### Data for processing
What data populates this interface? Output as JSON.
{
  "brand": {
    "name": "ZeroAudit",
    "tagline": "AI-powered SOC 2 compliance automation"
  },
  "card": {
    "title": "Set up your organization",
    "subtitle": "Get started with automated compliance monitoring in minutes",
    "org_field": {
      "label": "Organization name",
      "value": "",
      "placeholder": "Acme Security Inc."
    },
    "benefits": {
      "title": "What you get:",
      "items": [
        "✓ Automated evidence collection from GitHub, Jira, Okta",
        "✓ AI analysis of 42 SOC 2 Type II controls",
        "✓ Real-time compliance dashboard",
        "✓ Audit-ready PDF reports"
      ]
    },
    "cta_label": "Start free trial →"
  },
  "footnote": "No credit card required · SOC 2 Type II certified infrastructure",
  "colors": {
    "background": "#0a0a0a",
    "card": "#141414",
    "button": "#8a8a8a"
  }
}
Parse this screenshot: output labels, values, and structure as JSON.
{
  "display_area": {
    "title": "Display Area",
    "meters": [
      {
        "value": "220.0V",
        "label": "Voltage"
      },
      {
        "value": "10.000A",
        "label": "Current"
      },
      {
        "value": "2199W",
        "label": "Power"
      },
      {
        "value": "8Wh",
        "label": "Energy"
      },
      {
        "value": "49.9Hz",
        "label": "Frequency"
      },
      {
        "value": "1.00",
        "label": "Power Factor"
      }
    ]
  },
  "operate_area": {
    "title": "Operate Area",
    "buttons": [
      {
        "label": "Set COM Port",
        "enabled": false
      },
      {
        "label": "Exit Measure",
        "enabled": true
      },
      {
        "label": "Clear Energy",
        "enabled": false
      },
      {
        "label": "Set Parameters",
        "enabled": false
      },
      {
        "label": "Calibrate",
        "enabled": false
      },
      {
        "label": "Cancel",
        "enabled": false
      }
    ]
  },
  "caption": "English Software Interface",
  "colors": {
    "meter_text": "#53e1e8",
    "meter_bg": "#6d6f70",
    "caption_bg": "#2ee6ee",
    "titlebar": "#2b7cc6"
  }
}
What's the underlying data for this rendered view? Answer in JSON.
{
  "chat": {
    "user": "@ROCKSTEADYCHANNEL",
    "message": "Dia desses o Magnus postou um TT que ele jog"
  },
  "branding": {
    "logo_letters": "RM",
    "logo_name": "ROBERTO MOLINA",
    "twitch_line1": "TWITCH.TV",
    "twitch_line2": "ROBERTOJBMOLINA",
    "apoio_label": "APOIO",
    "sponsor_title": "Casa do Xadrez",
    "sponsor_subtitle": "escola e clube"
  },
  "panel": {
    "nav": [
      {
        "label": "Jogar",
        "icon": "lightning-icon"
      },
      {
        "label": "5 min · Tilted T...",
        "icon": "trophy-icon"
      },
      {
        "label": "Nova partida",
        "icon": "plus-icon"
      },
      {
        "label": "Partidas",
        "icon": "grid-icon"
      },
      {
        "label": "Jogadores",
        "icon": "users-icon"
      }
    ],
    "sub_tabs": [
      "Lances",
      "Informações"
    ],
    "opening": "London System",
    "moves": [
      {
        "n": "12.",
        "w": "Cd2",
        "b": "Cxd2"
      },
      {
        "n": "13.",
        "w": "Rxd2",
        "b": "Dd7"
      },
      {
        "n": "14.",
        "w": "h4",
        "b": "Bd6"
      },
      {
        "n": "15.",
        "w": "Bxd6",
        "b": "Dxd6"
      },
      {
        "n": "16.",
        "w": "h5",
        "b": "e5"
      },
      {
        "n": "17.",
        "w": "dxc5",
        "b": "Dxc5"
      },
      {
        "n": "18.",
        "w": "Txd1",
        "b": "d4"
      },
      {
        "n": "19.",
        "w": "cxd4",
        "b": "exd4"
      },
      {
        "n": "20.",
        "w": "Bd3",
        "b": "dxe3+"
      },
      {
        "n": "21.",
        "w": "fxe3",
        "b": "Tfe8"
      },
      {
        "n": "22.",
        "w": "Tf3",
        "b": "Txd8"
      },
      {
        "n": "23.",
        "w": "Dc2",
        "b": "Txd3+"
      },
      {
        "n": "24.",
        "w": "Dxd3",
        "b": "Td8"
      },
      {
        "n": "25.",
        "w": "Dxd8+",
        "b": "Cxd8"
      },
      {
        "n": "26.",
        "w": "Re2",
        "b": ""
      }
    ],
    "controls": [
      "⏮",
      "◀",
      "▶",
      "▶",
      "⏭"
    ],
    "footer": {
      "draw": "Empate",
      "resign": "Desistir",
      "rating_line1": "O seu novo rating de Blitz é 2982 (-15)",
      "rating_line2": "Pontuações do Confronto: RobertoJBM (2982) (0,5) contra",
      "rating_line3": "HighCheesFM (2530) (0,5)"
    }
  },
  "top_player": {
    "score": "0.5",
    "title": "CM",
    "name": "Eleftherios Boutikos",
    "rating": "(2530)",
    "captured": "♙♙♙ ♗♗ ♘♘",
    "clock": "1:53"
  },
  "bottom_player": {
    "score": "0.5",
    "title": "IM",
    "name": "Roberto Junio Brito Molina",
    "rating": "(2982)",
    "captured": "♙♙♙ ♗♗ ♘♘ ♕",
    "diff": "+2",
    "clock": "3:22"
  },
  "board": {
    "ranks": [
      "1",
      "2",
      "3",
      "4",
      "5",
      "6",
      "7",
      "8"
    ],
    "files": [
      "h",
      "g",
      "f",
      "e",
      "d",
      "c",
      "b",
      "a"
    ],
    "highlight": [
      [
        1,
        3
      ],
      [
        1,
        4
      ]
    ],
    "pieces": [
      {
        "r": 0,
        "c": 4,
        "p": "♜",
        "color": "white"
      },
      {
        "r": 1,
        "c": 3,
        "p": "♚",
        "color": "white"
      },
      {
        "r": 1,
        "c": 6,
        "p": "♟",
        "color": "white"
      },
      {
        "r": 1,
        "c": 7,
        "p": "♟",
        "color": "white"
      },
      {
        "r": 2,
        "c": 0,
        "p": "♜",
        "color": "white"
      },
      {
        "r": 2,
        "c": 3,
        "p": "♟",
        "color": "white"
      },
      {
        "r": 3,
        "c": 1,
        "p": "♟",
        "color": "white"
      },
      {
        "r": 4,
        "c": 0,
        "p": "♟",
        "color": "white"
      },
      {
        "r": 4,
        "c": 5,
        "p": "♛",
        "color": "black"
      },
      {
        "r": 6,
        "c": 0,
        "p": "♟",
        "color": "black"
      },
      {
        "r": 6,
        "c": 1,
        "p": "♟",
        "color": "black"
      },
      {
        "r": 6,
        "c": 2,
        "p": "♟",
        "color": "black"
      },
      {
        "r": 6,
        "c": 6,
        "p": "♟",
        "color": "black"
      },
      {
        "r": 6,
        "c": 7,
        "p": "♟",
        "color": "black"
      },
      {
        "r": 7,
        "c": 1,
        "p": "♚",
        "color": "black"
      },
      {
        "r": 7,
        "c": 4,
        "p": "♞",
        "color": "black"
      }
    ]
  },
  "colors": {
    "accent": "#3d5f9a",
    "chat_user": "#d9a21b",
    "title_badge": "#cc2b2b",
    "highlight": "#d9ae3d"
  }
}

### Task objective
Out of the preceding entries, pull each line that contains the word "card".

### Result of this task
  "card": {
  "footnote": "No credit card required · SOC 2 Type II certified infrastructure",
    "card": "#141414",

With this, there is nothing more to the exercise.